■ Try it: Repeat the data exactly as given below, dropping every picture.

-------- Available records --------

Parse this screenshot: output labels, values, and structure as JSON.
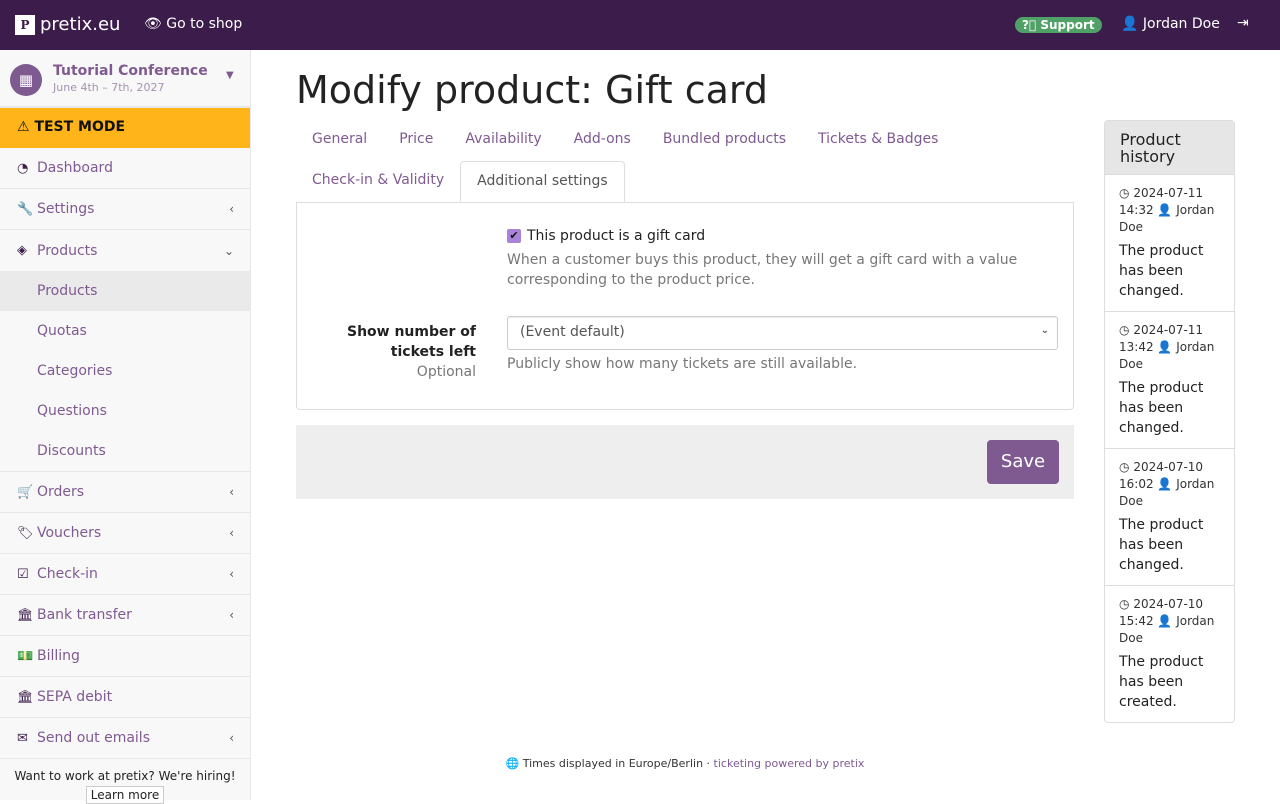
{
  "topbar": {
    "brand": "pretix.eu",
    "go_to_shop": "Go to shop",
    "support": "Support",
    "user": "Jordan Doe"
  },
  "event": {
    "name": "Tutorial Conference",
    "dates": "June 4th – 7th, 2027"
  },
  "test_mode": "TEST MODE",
  "nav": {
    "dashboard": "Dashboard",
    "settings": "Settings",
    "products": "Products",
    "sub": [
      "Products",
      "Quotas",
      "Categories",
      "Questions",
      "Discounts"
    ],
    "orders": "Orders",
    "vouchers": "Vouchers",
    "checkin": "Check-in",
    "bank": "Bank transfer",
    "billing": "Billing",
    "sepa": "SEPA debit",
    "emails": "Send out emails"
  },
  "hiring": {
    "text": "Want to work at pretix? We're hiring!",
    "button": "Learn more"
  },
  "page_title": "Modify product: Gift card",
  "tabs": [
    "General",
    "Price",
    "Availability",
    "Add-ons",
    "Bundled products",
    "Tickets & Badges",
    "Check-in & Validity",
    "Additional settings"
  ],
  "form": {
    "gift_card_label": "This product is a gift card",
    "gift_card_checked": true,
    "gift_card_help": "When a customer buys this product, they will get a gift card with a value corresponding to the product price.",
    "tickets_left_label": "Show number of tickets left",
    "optional": "Optional",
    "tickets_left_value": "(Event default)",
    "tickets_left_help": "Publicly show how many tickets are still available.",
    "save": "Save"
  },
  "history": {
    "title": "Product history",
    "entries": [
      {
        "date": "2024-07-11",
        "time": "14:32",
        "user": "Jordan Doe",
        "text": "The product has been changed."
      },
      {
        "date": "2024-07-11",
        "time": "13:42",
        "user": "Jordan Doe",
        "text": "The product has been changed."
      },
      {
        "date": "2024-07-10",
        "time": "16:02",
        "user": "Jordan Doe",
        "text": "The product has been changed."
      },
      {
        "date": "2024-07-10",
        "time": "15:42",
        "user": "Jordan Doe",
        "text": "The product has been created."
      }
    ]
  },
  "footer": {
    "tz": "Times displayed in Europe/Berlin",
    "sep": " · ",
    "powered": "ticketing powered by pretix"
  },
  "colors": {
    "topbar": "#3b1c4a",
    "accent": "#7f5a91",
    "test_mode": "#ffb419",
    "support": "#50a167"
  }
}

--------

■ Answer area:
Parse this screenshot: output labels, values, and structure as JSON.
{
  "topbar": {
    "brand": "pretix.eu",
    "go_to_shop": "Go to shop",
    "support": "Support",
    "user": "Jordan Doe"
  },
  "event": {
    "name": "Tutorial Conference",
    "dates": "June 4th – 7th, 2027"
  },
  "test_mode": "TEST MODE",
  "nav": {
    "dashboard": "Dashboard",
    "settings": "Settings",
    "products": "Products",
    "sub": [
      "Products",
      "Quotas",
      "Categories",
      "Questions",
      "Discounts"
    ],
    "orders": "Orders",
    "vouchers": "Vouchers",
    "checkin": "Check-in",
    "bank": "Bank transfer",
    "billing": "Billing",
    "sepa": "SEPA debit",
    "emails": "Send out emails"
  },
  "hiring": {
    "text": "Want to work at pretix? We're hiring!",
    "button": "Learn more"
  },
  "page_title": "Modify product: Gift card",
  "tabs": [
    "General",
    "Price",
    "Availability",
    "Add-ons",
    "Bundled products",
    "Tickets & Badges",
    "Check-in & Validity",
    "Additional settings"
  ],
  "form": {
    "gift_card_label": "This product is a gift card",
    "gift_card_checked": true,
    "gift_card_help": "When a customer buys this product, they will get a gift card with a value corresponding to the product price.",
    "tickets_left_label": "Show number of tickets left",
    "optional": "Optional",
    "tickets_left_value": "(Event default)",
    "tickets_left_help": "Publicly show how many tickets are still available.",
    "save": "Save"
  },
  "history": {
    "title": "Product history",
    "entries": [
      {
        "date": "2024-07-11",
        "time": "14:32",
        "user": "Jordan Doe",
        "text": "The product has been changed."
      },
      {
        "date": "2024-07-11",
        "time": "13:42",
        "user": "Jordan Doe",
        "text": "The product has been changed."
      },
      {
        "date": "2024-07-10",
        "time": "16:02",
        "user": "Jordan Doe",
        "text": "The product has been changed."
      },
      {
        "date": "2024-07-10",
        "time": "15:42",
        "user": "Jordan Doe",
        "text": "The product has been created."
      }
    ]
  },
  "footer": {
    "tz": "Times displayed in Europe/Berlin",
    "sep": " · ",
    "powered": "ticketing powered by pretix"
  },
  "colors": {
    "topbar": "#3b1c4a",
    "accent": "#7f5a91",
    "test_mode": "#ffb419",
    "support": "#50a167"
  }
}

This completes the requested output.